■ Task ■
Keep every line in which "Settings" occurs and drop the rest of the data.

■ Exercise material ■
▬▬▬

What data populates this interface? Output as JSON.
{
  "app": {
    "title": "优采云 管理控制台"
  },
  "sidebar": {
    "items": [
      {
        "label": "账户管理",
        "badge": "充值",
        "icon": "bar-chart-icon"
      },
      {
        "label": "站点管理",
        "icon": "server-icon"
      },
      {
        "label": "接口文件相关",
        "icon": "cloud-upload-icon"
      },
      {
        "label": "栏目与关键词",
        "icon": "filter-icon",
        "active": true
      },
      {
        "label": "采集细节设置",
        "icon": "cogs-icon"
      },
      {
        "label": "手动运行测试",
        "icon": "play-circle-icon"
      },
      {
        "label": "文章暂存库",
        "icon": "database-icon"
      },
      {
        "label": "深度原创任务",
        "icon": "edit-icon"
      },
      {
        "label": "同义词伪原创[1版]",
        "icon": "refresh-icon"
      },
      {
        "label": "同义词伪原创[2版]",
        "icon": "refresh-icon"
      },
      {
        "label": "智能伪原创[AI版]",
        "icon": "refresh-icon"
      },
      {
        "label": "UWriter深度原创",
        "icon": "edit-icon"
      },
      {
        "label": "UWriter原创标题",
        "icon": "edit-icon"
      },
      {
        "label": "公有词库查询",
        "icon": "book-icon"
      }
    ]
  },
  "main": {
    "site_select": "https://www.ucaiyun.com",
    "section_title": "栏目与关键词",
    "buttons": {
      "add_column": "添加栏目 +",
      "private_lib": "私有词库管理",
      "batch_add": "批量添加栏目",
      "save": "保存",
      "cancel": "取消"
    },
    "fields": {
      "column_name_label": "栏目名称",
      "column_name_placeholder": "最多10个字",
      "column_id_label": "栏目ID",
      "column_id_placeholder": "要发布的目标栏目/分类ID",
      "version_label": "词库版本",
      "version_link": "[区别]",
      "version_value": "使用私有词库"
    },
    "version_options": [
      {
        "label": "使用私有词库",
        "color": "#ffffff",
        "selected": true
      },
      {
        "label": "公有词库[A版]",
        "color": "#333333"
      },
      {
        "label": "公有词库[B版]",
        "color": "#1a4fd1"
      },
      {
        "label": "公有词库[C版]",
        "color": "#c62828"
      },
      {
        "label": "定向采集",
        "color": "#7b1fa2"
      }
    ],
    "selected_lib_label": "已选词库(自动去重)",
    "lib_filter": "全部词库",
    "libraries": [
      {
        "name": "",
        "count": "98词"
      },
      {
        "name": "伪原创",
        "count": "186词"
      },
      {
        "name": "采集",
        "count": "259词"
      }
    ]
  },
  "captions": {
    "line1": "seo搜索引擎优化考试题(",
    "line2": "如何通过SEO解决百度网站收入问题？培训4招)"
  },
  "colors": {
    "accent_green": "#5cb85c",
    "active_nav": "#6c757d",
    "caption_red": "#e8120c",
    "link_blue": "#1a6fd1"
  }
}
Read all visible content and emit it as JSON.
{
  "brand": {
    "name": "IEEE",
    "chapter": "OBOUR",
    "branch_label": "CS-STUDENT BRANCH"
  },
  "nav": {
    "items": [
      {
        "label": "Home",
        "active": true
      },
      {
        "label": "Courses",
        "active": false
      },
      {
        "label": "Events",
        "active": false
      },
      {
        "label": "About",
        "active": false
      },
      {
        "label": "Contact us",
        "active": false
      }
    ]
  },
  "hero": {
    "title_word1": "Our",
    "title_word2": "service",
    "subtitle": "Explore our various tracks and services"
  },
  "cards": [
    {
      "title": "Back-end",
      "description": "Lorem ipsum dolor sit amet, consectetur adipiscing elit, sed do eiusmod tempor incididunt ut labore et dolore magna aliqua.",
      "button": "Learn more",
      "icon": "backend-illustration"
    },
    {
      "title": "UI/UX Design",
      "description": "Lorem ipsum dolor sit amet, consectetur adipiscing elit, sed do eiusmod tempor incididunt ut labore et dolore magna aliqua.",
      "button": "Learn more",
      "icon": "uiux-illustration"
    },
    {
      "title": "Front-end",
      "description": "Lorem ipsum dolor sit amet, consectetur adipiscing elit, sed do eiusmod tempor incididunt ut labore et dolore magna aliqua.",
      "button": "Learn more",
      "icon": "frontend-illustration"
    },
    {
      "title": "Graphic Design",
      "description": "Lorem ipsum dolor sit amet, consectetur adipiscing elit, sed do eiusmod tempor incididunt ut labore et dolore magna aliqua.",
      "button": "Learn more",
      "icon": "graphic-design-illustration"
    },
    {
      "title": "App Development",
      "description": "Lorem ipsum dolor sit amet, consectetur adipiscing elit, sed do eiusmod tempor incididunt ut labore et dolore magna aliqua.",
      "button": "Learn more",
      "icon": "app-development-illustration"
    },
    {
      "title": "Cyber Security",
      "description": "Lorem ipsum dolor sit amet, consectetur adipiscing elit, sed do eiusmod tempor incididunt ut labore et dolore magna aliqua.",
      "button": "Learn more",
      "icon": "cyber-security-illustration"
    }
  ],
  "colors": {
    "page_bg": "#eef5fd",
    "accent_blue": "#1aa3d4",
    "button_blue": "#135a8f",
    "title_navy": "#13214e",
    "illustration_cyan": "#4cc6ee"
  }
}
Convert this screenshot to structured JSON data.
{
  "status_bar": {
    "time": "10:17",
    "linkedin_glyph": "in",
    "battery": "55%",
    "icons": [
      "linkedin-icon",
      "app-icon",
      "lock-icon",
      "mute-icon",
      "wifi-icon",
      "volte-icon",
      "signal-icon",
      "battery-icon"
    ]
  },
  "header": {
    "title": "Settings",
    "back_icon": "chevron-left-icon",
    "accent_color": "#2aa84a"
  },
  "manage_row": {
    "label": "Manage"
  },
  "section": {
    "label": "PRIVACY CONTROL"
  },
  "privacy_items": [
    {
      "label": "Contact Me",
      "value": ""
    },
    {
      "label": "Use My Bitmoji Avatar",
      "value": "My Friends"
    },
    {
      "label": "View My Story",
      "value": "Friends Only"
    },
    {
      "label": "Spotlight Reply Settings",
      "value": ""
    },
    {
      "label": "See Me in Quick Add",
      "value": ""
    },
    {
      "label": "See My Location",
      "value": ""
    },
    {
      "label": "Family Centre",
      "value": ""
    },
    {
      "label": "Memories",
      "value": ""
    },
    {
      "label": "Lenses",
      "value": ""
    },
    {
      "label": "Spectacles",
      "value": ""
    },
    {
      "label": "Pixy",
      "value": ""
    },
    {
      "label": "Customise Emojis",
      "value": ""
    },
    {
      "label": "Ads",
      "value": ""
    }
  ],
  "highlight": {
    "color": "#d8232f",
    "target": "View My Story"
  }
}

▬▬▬

■ Result below ■
    "title": "Settings",
      "label": "Spotlight Reply Settings",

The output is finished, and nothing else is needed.